__INSTRUCTIONS TO FOLLOW__.
In your copy of the entries, please include no pictures and return every word exactly.

━━ PROVIDED DATA ━━

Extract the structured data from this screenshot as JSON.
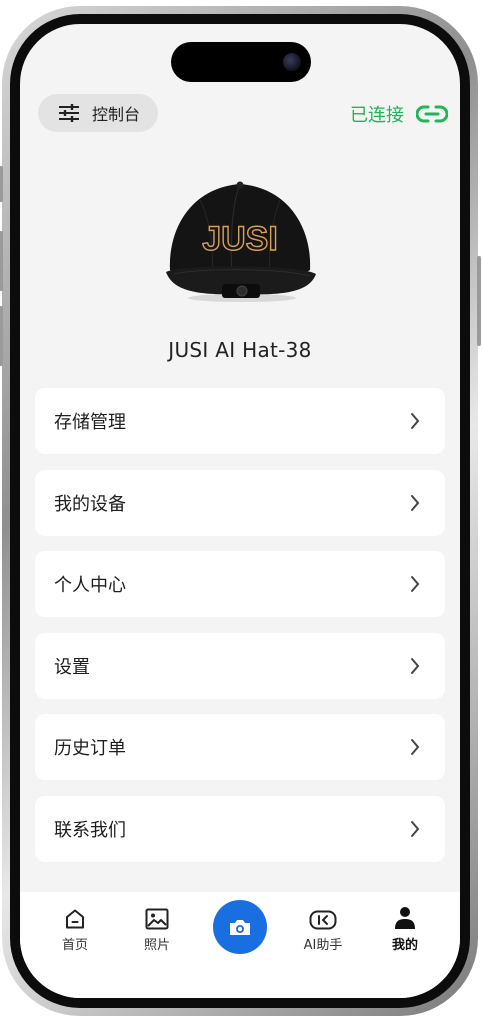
{
  "header": {
    "console_label": "控制台",
    "status_label": "已连接"
  },
  "device": {
    "name": "JUSI AI Hat-38",
    "hat_logo": "JUSI"
  },
  "menu": {
    "items": [
      {
        "label": "存储管理"
      },
      {
        "label": "我的设备"
      },
      {
        "label": "个人中心"
      },
      {
        "label": "设置"
      },
      {
        "label": "历史订单"
      },
      {
        "label": "联系我们"
      }
    ]
  },
  "tabbar": {
    "tabs": [
      {
        "label": "首页",
        "icon": "home-icon"
      },
      {
        "label": "照片",
        "icon": "image-icon"
      },
      {
        "label": "",
        "icon": "camera-icon"
      },
      {
        "label": "AI助手",
        "icon": "ai-assistant-icon"
      },
      {
        "label": "我的",
        "icon": "person-icon",
        "active": true
      }
    ]
  },
  "colors": {
    "connected_green": "#20b559",
    "camera_blue": "#1a6fe0",
    "background": "#f4f4f4"
  }
}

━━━

__SOLUTION TO THE PROBLEM__.
Extract the structured data from this screenshot as JSON.
{
  "header": {
    "console_label": "控制台",
    "status_label": "已连接"
  },
  "device": {
    "name": "JUSI AI Hat-38",
    "hat_logo": "JUSI"
  },
  "menu": {
    "items": [
      {
        "label": "存储管理"
      },
      {
        "label": "我的设备"
      },
      {
        "label": "个人中心"
      },
      {
        "label": "设置"
      },
      {
        "label": "历史订单"
      },
      {
        "label": "联系我们"
      }
    ]
  },
  "tabbar": {
    "tabs": [
      {
        "label": "首页",
        "icon": "home-icon"
      },
      {
        "label": "照片",
        "icon": "image-icon"
      },
      {
        "label": "",
        "icon": "camera-icon"
      },
      {
        "label": "AI助手",
        "icon": "ai-assistant-icon"
      },
      {
        "label": "我的",
        "icon": "person-icon",
        "active": true
      }
    ]
  },
  "colors": {
    "connected_green": "#20b559",
    "camera_blue": "#1a6fe0",
    "background": "#f4f4f4"
  }
}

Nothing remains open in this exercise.